WORK INSTRUCTION:
Restate the data below word for word, keeping each line intact.

(Data about app and page elements)
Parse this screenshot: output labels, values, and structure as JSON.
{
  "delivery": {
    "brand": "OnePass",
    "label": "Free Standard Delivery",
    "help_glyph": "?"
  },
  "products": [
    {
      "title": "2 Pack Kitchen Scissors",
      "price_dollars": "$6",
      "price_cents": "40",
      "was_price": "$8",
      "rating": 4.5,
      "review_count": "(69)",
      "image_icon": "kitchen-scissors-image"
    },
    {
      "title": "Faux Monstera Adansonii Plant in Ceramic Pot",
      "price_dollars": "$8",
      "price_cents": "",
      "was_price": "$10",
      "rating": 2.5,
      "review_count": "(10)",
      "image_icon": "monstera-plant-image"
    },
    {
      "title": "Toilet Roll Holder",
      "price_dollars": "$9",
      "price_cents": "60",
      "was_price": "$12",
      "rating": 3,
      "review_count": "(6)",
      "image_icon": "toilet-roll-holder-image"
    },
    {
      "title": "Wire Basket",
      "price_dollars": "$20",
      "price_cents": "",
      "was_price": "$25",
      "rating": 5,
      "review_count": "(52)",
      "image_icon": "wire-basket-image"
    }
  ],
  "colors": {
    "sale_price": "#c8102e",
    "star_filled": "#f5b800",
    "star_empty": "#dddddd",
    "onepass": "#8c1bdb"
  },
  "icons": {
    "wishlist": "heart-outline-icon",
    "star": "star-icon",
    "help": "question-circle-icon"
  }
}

SOLUTION:
Parse this screenshot: output labels, values, and structure as JSON.
{
  "delivery": {
    "brand": "OnePass",
    "label": "Free Standard Delivery",
    "help_glyph": "?"
  },
  "products": [
    {
      "title": "2 Pack Kitchen Scissors",
      "price_dollars": "$6",
      "price_cents": "40",
      "was_price": "$8",
      "rating": 4.5,
      "review_count": "(69)",
      "image_icon": "kitchen-scissors-image"
    },
    {
      "title": "Faux Monstera Adansonii Plant in Ceramic Pot",
      "price_dollars": "$8",
      "price_cents": "",
      "was_price": "$10",
      "rating": 2.5,
      "review_count": "(10)",
      "image_icon": "monstera-plant-image"
    },
    {
      "title": "Toilet Roll Holder",
      "price_dollars": "$9",
      "price_cents": "60",
      "was_price": "$12",
      "rating": 3,
      "review_count": "(6)",
      "image_icon": "toilet-roll-holder-image"
    },
    {
      "title": "Wire Basket",
      "price_dollars": "$20",
      "price_cents": "",
      "was_price": "$25",
      "rating": 5,
      "review_count": "(52)",
      "image_icon": "wire-basket-image"
    }
  ],
  "colors": {
    "sale_price": "#c8102e",
    "star_filled": "#f5b800",
    "star_empty": "#dddddd",
    "onepass": "#8c1bdb"
  },
  "icons": {
    "wishlist": "heart-outline-icon",
    "star": "star-icon",
    "help": "question-circle-icon"
  }
}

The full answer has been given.